As I would fumble, searching for the right enough words to summarize one of the most defining moments of my entire existence, I would meet, yet again, disapproving glance after shocked look.
“Ay credu, you couldn’t push that baby out?”
Scheduling my son’s delivery via C-section was no easy feat either. Faced with the grim statistics of a repeat C-section delivery as opposed to a VBAC (vaginal delivery after C-section), I followed my doctor’s recommendation and opted for another intervention.
Another silent inner battle against deep-seated feelings of lacking self-worth and humiliation. Yet another excruciating series of questions from family members. Another opportunity at practicing my hard-earned skills at dodging inquisitive glances and words alike.
Yet in all this confusing brouhaha of egotistical mentalities, mine included, one cannot help but hear the deafening sound of sad world statistics around maternal mortality.
According to the World Health Organization’s May 2012 Fact Sheet, approximately 800 women die every day from preventable causes related to childbirth and pregnancy. Ninety-nine percent of these occur in developing countries like my native Senegal. The reported figures are staggeringly high: for each 100,000 births in developing countries, 240 result in maternal death. Compare this to a maternal mortality ratio of 16 per 100,000 in developed countries. As much as unnecessary surgeries should certainly be avoided, it is evident that adequate medical care before, during, and after childbirth is still lacking.

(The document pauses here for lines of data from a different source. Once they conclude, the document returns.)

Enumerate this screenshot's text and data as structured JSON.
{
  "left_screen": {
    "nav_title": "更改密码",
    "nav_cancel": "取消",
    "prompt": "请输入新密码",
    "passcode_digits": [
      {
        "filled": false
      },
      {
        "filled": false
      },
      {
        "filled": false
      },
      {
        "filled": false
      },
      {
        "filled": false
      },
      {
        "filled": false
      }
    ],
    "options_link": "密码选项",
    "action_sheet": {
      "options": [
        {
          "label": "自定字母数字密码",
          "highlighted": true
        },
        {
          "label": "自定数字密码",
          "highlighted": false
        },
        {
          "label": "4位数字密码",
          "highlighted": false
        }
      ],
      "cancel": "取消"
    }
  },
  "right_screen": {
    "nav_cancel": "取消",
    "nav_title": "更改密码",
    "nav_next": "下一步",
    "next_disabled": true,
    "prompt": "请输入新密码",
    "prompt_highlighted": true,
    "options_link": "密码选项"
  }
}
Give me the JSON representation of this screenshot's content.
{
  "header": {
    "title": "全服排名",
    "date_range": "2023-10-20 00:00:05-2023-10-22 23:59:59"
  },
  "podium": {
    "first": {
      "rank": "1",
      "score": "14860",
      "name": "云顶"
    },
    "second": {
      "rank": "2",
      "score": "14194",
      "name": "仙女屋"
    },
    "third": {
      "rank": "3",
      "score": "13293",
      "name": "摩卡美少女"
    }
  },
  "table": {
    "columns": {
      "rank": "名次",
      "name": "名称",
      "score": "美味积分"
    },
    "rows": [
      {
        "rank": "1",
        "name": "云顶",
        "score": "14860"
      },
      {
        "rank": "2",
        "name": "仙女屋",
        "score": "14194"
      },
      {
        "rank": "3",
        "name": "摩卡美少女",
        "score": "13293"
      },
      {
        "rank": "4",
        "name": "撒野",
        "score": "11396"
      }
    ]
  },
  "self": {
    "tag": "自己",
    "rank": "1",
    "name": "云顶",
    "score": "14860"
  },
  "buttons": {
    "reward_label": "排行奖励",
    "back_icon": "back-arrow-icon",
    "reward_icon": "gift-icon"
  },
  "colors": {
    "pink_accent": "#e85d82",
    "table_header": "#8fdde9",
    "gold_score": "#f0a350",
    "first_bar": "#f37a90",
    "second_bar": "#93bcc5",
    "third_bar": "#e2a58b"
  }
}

Having access to surgery saved my life and my babies’ lives, despite the cultural stigma I am trying hard to let go of. It will save the lives of many like me who are privileged enough to benefit from it.
But shouldn’t this privilege be available to all women?
Hello, my name is Solange, I am healthy, and so are my babies.